Using the Social Norms strategy, high-risk drinking at the University of Arizona dropped dramatically from 43.2% in 1995 to 30.6% in 1998. Western Washington University saw a 20% reduction in risky drinking levels, and Northern Illinois University measured an 18% reduction. What about smaller schools? Hobart and William and Smith University is a small liberal arts university in upstate NY with fewer than 1800 students. They reduced high-risk drinking by 21% following the initiation of a social norms campaign.
So what is going on with PSU? You may have noticed some of our posters up already.
These are the two main messages we are currently promoting. These messages are based on the PSU NH Higher Education Alcohol and Other Drug Survey (2009).
Of course, this will not be a “one shot deal” and the campaign will not be over after all the posters have gone up. We plan on this being a lasting campaign. Wes Perkins states that the one shot treatment just doesn’t work. What appears to work best is aiming for a synergistic effect: conveying your message in a multitude of ways and constantly so that the impact is great and long lasting (remember the McDonald’s jingles?). Not only will our PSU students see the norms on posters, but we hope to do:
The good news is that we can run a campaign like this for very little investment. Will it pay off? Looking at the research, yes.
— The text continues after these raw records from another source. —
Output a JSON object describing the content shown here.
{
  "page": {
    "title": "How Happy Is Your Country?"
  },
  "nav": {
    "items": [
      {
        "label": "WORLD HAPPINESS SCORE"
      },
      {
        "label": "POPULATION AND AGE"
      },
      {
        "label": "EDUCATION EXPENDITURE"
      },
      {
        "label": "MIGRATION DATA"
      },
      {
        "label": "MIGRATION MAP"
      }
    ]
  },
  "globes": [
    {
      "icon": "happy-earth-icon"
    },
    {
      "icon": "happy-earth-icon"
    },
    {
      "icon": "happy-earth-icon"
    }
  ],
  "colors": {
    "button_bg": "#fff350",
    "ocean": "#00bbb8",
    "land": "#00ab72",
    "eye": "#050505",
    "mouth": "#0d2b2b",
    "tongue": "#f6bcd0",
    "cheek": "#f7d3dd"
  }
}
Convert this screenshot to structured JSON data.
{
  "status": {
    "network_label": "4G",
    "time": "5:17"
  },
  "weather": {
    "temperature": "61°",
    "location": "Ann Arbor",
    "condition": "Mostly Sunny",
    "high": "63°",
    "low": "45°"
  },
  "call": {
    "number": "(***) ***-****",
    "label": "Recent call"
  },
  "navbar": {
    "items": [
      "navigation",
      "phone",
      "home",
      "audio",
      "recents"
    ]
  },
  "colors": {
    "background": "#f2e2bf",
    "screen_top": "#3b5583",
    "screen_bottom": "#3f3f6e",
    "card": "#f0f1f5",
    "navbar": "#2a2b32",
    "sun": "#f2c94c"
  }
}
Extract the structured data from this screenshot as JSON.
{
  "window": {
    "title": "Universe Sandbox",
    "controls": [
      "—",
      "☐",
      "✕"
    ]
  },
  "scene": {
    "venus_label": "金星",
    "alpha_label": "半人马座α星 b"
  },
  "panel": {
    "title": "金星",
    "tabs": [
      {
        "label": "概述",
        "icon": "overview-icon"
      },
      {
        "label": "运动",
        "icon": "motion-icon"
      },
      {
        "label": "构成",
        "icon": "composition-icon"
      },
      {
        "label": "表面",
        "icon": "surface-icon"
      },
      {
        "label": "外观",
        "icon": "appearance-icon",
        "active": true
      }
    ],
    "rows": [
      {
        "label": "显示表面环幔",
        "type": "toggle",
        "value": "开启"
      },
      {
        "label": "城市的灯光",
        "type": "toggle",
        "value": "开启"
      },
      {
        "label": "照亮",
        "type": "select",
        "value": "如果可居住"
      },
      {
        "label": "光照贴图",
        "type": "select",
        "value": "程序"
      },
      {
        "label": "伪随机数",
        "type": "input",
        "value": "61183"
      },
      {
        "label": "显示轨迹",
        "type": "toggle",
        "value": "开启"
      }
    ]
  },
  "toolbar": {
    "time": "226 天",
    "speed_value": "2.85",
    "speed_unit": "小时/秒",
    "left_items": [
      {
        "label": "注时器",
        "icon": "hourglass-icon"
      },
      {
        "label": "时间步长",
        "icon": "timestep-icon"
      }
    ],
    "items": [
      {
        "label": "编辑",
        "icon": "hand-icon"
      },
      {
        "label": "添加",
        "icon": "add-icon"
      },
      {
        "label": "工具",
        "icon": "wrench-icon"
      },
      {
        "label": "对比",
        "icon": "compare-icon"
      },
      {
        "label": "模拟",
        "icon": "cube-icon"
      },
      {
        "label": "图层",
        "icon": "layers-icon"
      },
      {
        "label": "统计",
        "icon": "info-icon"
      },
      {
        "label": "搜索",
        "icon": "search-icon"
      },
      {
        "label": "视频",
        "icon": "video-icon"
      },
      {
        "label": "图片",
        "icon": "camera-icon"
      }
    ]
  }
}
We hope to see lower drinking rates among PSU students which will, in turn, translate to savings in property damage, fewer students seeking medical help, and a reduced drop-out rate.
These results remain to be seen. But you can be sure that the CHAT team will be spreading the word about Social Norms and finally “telling it like it is.” Help us spread the word!